#### Instructions for the task:
Would you copy every line of the listing below that includes the word "JSON"?

#### Supplied information:

※ ※ ※

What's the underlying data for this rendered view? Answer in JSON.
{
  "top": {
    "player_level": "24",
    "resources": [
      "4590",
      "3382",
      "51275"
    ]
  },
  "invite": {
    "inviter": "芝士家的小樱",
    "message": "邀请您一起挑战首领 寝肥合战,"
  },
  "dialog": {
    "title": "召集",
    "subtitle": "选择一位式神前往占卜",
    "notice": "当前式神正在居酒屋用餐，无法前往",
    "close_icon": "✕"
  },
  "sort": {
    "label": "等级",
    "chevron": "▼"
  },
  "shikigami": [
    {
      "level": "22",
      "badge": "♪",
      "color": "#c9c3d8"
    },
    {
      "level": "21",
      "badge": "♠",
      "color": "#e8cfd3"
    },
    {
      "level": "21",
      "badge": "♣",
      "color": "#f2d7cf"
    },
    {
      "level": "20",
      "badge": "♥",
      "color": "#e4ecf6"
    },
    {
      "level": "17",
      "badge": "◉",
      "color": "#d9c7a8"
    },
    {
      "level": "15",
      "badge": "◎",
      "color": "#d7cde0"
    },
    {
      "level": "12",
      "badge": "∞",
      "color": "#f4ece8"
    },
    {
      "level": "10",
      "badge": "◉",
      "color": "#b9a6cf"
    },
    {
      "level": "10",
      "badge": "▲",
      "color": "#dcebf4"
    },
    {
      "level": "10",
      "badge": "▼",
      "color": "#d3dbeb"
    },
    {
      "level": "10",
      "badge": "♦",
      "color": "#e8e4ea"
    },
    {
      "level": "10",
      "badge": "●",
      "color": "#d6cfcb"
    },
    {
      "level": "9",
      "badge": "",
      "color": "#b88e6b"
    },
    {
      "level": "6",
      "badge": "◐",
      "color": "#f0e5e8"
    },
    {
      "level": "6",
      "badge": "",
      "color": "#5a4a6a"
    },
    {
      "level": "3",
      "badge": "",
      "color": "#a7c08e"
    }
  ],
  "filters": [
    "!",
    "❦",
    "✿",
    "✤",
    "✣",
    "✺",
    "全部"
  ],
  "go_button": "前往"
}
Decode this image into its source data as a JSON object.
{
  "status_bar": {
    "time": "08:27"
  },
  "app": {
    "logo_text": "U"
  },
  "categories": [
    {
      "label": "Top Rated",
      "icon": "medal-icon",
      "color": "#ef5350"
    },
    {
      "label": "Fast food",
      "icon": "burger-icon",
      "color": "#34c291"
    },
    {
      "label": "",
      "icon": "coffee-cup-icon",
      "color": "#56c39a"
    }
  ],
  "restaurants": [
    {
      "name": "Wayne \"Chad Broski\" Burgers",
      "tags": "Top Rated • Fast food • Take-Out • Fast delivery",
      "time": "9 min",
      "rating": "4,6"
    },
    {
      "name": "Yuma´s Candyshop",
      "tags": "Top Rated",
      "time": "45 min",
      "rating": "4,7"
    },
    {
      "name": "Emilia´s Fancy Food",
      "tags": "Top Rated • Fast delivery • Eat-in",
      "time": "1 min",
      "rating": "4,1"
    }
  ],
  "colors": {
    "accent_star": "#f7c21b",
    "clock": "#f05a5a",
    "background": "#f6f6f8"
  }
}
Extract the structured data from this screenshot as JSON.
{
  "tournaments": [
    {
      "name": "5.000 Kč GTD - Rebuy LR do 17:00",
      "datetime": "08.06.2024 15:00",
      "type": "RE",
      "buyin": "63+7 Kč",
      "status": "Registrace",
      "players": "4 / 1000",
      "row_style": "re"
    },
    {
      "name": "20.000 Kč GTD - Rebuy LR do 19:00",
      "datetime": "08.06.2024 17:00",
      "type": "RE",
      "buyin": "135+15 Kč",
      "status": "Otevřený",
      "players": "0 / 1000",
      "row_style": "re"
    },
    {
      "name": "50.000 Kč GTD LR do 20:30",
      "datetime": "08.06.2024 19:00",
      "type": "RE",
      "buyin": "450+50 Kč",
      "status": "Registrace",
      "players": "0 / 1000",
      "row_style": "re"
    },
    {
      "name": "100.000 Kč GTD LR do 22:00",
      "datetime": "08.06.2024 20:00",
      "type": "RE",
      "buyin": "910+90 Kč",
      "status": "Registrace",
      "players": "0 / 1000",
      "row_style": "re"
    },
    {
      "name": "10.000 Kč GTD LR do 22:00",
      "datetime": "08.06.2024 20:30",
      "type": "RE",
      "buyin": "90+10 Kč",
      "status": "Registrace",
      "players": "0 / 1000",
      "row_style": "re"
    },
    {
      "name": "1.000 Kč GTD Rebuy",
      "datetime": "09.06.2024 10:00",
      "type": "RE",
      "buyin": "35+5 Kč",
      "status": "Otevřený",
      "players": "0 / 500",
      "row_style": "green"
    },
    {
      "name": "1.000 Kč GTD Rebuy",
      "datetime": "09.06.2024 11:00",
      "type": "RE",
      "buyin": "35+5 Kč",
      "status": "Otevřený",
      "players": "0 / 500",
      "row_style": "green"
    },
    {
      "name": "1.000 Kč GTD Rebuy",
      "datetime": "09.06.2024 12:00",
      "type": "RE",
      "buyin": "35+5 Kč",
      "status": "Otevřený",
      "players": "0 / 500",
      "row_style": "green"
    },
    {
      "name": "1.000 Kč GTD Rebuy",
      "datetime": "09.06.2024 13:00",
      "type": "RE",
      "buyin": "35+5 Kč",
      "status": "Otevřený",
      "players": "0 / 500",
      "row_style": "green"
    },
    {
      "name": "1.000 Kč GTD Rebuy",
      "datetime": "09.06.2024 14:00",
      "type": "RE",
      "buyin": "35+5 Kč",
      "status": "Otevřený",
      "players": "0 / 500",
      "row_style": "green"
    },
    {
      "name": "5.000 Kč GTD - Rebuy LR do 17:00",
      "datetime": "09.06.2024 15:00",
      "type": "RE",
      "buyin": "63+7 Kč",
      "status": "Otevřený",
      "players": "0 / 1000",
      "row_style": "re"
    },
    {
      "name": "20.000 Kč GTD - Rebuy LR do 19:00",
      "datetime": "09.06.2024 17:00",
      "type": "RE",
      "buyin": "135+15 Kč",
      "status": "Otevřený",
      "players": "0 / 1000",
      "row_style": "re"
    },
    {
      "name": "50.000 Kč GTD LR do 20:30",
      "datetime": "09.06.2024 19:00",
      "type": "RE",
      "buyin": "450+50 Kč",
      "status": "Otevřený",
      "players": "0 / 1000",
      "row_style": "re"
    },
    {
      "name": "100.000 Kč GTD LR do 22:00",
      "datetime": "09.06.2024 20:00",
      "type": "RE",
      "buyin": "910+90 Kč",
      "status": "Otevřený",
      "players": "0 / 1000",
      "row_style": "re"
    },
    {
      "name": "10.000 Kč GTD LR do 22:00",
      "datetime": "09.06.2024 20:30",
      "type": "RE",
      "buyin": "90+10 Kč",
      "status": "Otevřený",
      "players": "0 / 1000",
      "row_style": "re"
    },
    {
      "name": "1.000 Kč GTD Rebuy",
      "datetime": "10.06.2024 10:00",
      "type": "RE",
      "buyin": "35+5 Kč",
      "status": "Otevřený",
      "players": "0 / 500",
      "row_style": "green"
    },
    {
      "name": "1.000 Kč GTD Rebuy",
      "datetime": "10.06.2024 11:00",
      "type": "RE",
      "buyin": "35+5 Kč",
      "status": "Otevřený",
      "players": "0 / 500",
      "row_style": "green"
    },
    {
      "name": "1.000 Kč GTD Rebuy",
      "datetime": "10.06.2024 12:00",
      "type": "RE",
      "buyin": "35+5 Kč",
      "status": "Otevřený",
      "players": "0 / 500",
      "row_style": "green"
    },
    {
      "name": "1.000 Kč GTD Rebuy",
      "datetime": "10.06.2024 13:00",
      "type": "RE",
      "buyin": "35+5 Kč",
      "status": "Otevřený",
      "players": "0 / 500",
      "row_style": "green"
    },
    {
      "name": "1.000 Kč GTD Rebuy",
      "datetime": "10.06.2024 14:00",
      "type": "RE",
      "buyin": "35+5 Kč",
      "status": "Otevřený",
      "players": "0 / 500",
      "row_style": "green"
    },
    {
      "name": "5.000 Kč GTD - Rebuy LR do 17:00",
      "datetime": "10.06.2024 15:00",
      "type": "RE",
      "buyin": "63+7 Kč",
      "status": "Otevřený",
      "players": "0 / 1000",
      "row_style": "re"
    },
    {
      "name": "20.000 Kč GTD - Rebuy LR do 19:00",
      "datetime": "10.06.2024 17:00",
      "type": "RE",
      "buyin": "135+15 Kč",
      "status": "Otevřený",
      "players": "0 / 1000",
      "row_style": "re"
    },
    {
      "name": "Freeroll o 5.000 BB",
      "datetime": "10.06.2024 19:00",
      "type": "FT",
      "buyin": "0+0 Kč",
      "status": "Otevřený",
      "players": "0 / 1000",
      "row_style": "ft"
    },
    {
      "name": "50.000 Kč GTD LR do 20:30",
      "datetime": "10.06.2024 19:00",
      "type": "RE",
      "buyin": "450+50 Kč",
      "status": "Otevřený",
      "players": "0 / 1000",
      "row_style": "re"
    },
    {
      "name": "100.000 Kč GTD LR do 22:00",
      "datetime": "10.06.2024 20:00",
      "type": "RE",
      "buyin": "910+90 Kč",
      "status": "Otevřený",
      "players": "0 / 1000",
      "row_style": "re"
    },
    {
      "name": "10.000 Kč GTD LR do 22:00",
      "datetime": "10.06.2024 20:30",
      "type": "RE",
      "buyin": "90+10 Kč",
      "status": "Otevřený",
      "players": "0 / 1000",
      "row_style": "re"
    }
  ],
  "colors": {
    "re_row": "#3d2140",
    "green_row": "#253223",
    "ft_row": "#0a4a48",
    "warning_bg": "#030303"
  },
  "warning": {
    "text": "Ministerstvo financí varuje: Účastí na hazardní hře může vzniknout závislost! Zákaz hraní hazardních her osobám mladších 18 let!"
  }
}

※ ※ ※

#### Response below:
What's the underlying data for this rendered view? Answer in JSON.
Decode this image into its source data as a JSON object.
Extract the structured data from this screenshot as JSON.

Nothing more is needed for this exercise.